*** Opening Data under study ***

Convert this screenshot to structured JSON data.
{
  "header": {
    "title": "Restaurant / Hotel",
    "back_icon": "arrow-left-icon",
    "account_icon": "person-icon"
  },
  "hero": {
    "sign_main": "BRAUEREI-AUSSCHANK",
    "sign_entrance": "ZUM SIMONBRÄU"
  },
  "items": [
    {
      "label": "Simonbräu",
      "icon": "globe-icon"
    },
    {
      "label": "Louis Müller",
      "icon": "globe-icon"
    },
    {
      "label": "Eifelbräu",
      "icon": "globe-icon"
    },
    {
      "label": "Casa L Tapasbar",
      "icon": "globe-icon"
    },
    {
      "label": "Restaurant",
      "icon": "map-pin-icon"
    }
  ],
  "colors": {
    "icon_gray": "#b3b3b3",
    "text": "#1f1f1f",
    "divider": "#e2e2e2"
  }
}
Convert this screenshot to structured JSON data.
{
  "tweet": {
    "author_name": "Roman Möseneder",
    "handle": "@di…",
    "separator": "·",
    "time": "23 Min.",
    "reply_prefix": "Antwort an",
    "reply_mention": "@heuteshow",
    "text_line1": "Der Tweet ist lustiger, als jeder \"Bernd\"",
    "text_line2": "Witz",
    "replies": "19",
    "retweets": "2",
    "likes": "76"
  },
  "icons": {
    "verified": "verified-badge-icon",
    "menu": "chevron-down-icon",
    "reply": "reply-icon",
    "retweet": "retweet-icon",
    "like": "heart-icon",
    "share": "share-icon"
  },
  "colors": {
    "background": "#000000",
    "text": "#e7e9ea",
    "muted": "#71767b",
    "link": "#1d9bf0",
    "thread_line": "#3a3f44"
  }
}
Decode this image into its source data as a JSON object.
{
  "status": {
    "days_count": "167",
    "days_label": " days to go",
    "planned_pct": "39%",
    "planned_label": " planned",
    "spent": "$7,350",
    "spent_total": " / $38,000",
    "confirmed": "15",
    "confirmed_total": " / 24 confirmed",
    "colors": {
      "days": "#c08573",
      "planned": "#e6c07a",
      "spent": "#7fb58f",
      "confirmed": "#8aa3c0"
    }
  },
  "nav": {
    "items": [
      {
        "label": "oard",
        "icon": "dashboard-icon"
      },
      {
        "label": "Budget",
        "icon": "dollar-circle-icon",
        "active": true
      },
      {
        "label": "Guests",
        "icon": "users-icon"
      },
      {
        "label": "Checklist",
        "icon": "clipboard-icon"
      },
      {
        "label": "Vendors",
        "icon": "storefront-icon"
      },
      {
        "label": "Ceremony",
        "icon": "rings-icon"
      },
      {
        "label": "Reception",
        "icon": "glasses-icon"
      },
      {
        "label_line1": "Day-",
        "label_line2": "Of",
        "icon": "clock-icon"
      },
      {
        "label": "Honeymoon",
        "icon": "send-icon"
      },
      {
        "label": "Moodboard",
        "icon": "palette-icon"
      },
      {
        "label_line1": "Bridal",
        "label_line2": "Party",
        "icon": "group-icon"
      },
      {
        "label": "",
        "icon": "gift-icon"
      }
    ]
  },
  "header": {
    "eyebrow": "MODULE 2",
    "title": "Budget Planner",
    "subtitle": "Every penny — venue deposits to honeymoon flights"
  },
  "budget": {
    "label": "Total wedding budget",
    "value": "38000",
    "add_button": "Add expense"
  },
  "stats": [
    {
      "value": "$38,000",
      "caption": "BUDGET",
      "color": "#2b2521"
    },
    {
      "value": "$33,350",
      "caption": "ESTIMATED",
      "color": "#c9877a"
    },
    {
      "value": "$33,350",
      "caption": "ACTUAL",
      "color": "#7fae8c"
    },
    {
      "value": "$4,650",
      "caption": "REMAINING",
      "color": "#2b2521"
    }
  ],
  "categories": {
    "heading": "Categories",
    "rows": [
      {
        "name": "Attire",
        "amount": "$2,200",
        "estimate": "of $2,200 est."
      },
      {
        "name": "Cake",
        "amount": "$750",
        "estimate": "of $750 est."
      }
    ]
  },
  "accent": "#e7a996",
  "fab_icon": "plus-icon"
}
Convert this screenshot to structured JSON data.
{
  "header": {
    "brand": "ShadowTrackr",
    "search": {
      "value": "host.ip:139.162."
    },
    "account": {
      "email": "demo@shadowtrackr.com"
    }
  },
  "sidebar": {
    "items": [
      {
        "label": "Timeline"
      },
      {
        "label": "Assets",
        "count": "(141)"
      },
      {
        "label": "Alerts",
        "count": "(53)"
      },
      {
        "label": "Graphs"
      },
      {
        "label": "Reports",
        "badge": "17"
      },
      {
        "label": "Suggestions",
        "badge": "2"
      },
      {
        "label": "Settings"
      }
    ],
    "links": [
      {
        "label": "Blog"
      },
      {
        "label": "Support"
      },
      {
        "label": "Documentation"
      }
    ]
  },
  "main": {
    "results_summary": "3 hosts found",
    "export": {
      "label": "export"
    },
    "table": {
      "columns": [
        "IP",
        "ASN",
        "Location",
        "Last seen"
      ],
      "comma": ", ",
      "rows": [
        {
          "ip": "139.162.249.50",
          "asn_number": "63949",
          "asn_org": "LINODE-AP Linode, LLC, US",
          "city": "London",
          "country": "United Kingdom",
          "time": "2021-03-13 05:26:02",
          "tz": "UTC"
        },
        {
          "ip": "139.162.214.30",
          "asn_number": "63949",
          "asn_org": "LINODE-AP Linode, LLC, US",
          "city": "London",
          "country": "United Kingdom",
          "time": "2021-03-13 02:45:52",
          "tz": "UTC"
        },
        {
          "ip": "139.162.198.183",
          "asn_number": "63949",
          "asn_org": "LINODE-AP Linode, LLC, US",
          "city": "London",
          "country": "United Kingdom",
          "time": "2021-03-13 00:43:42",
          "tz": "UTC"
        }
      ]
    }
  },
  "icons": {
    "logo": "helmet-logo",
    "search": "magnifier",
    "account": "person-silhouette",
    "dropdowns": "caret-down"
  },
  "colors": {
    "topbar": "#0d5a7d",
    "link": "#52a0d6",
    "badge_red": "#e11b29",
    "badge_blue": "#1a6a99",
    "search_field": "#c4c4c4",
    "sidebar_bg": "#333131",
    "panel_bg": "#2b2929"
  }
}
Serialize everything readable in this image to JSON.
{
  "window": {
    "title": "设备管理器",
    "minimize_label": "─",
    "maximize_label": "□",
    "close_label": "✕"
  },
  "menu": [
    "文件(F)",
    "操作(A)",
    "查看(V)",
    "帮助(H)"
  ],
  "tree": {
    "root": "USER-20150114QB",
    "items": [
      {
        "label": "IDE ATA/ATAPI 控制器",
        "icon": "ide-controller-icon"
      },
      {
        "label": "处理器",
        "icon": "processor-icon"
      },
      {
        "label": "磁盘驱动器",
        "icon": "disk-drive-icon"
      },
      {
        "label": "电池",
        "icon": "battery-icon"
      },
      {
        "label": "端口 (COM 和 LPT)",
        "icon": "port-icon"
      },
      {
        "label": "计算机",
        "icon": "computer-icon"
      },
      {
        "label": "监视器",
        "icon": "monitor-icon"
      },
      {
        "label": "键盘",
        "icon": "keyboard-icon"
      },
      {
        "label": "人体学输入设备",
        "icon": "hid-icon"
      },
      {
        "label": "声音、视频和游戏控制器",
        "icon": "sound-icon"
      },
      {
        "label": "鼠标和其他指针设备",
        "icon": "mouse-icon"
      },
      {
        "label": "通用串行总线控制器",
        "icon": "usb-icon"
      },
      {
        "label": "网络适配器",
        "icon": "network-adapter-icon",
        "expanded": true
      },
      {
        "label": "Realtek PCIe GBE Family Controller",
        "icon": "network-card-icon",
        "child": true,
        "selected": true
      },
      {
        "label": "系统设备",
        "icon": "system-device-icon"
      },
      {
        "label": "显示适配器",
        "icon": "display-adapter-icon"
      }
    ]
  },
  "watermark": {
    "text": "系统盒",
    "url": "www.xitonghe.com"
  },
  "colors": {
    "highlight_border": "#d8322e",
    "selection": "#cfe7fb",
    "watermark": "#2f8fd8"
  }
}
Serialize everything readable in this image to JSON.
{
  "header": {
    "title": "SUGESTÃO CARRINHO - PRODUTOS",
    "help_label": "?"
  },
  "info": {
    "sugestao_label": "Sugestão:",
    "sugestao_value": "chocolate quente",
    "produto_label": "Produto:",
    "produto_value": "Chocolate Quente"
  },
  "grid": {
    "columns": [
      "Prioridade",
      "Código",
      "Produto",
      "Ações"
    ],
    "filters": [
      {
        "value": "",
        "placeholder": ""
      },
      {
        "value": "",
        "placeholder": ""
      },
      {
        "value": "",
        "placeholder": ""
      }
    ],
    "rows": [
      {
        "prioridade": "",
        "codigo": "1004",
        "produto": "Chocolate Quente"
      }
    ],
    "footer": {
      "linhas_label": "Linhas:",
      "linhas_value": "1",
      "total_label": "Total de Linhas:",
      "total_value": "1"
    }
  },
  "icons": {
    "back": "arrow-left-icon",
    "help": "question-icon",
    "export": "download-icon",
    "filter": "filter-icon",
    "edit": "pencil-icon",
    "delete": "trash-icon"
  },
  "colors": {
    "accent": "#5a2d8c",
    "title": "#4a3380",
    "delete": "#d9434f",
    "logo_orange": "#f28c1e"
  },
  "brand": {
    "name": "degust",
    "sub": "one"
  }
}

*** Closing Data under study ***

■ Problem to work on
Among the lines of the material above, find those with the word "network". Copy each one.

■ Solution for this problem
        "icon": "network-adapter-icon",
        "icon": "network-card-icon",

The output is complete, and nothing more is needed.